You might end up accepting those who don’t accept you. Some people end up in relationships devoid of mutual respect or even love.
Acceptance of bad behaviors rarely leads to healthy relationships. In fact, it can ultimately impact your own relationship with yourself by forcing you to wonder whether you deserve the bad behaviors you experience from others.
These boundaries between yourself and others are important. But there’s a second boundary to look out for: the boundary between you and the course or the course leader.
Some courses or spiritual leaders will attempt to grab too much power over your life. They might use manipulative techniques to force you to sign over your own agency and live life by their rules.

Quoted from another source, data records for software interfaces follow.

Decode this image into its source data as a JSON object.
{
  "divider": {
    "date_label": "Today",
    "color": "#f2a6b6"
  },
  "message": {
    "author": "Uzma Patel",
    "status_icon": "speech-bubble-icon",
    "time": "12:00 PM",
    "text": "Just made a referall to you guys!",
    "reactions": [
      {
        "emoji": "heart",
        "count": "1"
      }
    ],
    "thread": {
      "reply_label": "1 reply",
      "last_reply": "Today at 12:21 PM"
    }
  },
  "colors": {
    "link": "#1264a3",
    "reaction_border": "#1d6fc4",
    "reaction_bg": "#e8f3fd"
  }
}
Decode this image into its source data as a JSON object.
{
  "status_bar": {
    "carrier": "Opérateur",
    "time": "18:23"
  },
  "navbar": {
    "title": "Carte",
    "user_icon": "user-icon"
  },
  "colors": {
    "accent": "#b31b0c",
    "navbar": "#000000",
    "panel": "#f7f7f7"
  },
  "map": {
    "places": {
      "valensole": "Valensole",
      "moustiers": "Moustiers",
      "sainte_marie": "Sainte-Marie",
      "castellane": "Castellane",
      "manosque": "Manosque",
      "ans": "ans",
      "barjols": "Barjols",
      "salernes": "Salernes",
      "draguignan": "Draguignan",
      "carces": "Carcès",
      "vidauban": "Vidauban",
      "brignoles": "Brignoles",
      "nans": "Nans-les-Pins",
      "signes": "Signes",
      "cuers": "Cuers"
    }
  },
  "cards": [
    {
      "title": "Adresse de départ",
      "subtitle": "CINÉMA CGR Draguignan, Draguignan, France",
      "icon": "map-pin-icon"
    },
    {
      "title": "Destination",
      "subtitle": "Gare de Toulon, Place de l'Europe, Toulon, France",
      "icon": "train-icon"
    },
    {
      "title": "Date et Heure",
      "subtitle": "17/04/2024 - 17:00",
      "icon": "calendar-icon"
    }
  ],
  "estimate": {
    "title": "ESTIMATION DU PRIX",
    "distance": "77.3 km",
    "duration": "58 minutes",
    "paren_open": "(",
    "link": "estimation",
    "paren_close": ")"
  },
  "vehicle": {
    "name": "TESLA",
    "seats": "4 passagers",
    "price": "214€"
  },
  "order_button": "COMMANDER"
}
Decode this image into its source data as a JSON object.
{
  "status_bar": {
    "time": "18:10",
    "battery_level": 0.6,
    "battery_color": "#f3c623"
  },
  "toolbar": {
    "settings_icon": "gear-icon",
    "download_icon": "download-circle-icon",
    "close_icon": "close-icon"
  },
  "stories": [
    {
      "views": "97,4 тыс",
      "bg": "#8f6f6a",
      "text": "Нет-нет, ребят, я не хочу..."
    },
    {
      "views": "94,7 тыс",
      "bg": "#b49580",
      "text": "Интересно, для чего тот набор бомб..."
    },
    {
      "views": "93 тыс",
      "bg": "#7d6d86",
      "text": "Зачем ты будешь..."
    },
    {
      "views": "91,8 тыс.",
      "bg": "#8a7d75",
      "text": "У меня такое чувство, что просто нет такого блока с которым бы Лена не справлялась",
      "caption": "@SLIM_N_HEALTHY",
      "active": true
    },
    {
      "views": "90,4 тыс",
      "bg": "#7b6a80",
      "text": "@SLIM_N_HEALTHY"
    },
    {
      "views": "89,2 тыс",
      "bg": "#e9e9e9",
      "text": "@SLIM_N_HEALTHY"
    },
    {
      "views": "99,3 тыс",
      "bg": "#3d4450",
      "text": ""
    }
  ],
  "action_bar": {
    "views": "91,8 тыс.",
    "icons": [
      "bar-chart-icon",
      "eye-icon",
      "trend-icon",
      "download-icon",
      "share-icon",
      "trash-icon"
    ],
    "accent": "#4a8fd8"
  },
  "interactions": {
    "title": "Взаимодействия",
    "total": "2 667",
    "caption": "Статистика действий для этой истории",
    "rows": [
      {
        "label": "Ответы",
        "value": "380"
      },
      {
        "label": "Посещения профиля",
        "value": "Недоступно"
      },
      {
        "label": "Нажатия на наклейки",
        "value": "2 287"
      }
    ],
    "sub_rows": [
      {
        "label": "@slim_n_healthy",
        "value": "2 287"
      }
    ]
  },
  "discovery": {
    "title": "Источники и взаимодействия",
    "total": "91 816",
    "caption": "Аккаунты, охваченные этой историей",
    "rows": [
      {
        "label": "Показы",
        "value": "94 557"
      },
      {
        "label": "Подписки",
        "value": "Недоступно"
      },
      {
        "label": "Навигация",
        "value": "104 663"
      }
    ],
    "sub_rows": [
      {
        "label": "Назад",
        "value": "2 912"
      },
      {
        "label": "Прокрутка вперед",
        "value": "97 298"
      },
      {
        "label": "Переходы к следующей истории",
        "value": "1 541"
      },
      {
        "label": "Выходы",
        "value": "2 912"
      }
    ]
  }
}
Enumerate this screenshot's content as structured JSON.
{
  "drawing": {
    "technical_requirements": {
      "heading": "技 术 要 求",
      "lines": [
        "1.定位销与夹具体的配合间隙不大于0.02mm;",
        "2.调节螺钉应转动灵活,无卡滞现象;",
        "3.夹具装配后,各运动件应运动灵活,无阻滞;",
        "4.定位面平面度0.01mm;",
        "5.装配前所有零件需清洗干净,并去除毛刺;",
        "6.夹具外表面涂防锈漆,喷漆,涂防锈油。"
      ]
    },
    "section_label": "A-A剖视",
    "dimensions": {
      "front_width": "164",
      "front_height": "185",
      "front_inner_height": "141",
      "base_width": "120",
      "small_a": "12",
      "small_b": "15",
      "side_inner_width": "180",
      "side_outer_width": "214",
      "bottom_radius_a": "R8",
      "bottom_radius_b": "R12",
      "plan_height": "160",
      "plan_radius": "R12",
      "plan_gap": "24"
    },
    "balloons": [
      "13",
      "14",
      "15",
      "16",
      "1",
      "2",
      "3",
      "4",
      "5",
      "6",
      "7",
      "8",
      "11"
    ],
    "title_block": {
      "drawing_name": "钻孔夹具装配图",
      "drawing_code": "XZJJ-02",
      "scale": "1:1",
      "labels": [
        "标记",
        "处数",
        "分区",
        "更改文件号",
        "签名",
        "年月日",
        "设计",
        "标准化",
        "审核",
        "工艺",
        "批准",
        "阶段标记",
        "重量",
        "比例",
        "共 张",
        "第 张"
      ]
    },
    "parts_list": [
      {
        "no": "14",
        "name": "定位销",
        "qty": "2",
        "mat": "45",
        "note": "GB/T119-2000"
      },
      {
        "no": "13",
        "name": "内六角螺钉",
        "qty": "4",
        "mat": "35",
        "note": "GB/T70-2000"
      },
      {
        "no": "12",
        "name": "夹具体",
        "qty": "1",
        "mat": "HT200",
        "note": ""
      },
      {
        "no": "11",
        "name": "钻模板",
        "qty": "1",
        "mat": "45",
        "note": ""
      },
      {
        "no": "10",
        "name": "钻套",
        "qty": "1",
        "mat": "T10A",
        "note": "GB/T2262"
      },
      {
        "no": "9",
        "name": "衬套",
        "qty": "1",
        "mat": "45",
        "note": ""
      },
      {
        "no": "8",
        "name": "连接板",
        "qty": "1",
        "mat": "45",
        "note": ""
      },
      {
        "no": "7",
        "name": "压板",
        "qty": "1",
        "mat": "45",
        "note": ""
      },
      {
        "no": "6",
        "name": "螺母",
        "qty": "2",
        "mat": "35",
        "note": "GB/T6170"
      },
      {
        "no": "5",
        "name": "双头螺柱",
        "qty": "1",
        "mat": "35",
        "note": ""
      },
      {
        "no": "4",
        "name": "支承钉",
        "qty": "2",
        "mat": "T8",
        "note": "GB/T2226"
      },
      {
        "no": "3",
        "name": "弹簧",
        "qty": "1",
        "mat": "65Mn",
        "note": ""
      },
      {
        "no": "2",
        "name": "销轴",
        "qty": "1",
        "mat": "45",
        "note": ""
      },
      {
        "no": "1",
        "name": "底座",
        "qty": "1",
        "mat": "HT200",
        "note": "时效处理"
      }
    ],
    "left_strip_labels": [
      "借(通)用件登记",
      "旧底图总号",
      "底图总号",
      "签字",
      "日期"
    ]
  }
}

Anytime a course or teacher insists you accept bad behavior, especially behaviors that sound alarm bells, it is typically a good time to leave.
Because honestly, you can have an open heart and open mind while protecting yourself from those who do you harm.
It Promises You Something Unachievable
Many personal development courses make promises. Whether it’s a specific outcome or a general feeling, these promises are the goals you’re working towards.
But the problem with these promises lies in how practical and attainable they are.
One of the reasons people cringe when they hear the words ‘self-help’ and ‘personal development’ is because they’re aware of the claims some courses make.
You’re probably not going to have your best body in 30 days. It’s also difficult to make meaningful, lifelong changes by changing only one thing about your life.
The problem with these courses is that they overpromise and under-deliver.
While having lofty goals isn’t a bad thing, you also want goals you can achieve. It’s hard to see how you’re helping yourself if you’re using problematic means to reach unachievable ends.
Moreover, these types of self-help course can put you off of meaningful change entirely. Once you’ve failed to reach a stratospheric goal, it’s hard to get back on the bandwagon. You may even choose to disregard further personal development entirely because it didn’t work the first time.
It Promotes a False Sense of Achievement
Some courses are more interested in helping you achieve a brief high than helping you make meaningful change.
If your course provides fluffy affirmations without challenging you to do real work, it might be promoting a false sense of achievement.
Now, no one is saying that you shouldn’t feel good about enjoying personal development courses. Feeling relief at taking the first step towards growth is normal and even beneficial.
However, the course needs to go further. It needs to challenge and change you.
Because if you finish the course and find nothing has changed, you’ll experience the crash that accompanies that false sense of achievement. You could find yourself in a never-ending cycle of highs and lows that prevent you from making progress.
Choose the Right Program for Progress
There are no universals in self-help or growth. But it’s essential that your personal development course is helping you grow as an individual. Any of the issues discussed above could inhibit growth and keep you stuck.
If you need to change your personal development course, consider the Avatar® Course. Avatar is a way to rediscover who you are and align it with what you want to achieve.
To learn more, have an Avatar Master contact you.